The superannuation industry is rejoicing today, as the Labor government announced a freeze on any legislative change to the superannuation industry for five years – but tax institutes and small businesses remain unconvinced.
Federal Treasurer Chris Bowen says the move will give greater certainty to the sector, which has recently been hit with a number of regulatory changes.
The Self-managed Superannuation Fund Professionals Association of Australia said in a statement it welcomed the announcement.
“The commitment by the government and opposition to both make a commitment to no detrimental change is a step in the right direction to achieve bipartisan support for a more sustainable superannuation system that gives people greater confidence going forward,” chief executive Andrea Slattery said.
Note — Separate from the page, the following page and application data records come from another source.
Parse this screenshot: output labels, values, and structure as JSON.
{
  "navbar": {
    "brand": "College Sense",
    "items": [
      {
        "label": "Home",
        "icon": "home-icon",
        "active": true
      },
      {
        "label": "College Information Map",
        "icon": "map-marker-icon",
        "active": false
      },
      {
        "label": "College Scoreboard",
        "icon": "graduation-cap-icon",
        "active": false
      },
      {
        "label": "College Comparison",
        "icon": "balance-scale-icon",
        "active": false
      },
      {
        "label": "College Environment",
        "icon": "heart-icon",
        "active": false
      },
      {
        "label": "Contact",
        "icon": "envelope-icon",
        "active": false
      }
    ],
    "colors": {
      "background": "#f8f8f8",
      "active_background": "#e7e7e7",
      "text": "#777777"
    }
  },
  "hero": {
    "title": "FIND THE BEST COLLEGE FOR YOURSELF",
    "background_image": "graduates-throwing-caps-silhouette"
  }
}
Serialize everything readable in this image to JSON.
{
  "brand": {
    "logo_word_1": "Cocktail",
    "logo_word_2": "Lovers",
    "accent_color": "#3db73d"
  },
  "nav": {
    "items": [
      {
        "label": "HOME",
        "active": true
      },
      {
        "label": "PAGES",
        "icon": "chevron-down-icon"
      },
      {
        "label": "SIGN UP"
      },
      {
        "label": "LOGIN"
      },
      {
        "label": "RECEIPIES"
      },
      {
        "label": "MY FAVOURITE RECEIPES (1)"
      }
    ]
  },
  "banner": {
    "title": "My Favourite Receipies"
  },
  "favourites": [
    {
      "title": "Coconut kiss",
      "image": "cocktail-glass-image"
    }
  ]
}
The freeze means changes like the 12% rise in superannuation and the tax cut for workers earning under $37,000 will not be altered, but it also means small businesses will continue being responsible for collecting workers’ super.
Council of Small Business of Australia executive director Peter Strong told SmartCompany no industry should be immune to changes for five years.
“We live in an age of change and we should be prepared to change. From our point of view it’s a lot of red tape over that five years, plus with technology changing the way it is we should be taken out of the collection process for superannuation soon.”
Bowen said at a press conference following the announcement the freeze will benefit Australians who are planning for their retirement.
But some organisations are sceptical, saying removing the possibility of change will have flow-on effects to other industries and harm the government’s commitment to return to surplus.
CPA Australia Business policy advisor Gavan Ord told SmartCompany in a broader context the policy could have negative impacts.
“There are obvious benefits to this, and we agree with those, we think the announcement by itself is good but in the broader context policies can’t be independent, particularly in this current environment of economic pressure. The government has already taken GST off the table, so what’s left?
“This limits what the government can do to address the budget issues. What’s left is corporate tax, personal tax and the cigarette tax,” he says.
Ord says by taking superannuation changes off the table the government is putting pressure on other sectors of the economy to make up for the predicted budget shortfall of $20 billion.
“Everything is interlinked; you can’t quarantine one thing without affecting other areas.”
Other superannuation regulatory changes coming into effect in the next few years include the introduction of MySuper products and new data and eCommerce standards designed to consolidate people’s super accounts.
Tax Institute tax counsel Deepti Paton told SmartCompany the announcement removes superannuation from the budget cycle, something the industry has long campaigned for, but the wording of the legislation could leave loopholes for minor changes.
“The announcement does say no major changes, but it does also say it will be enshrined in legislation, so it will depend on the manner it’s written up.”
“There are always small flaws we hope will be rectified over time, but it’s a wait and see game as to whether or not they will still be available to be corrected.”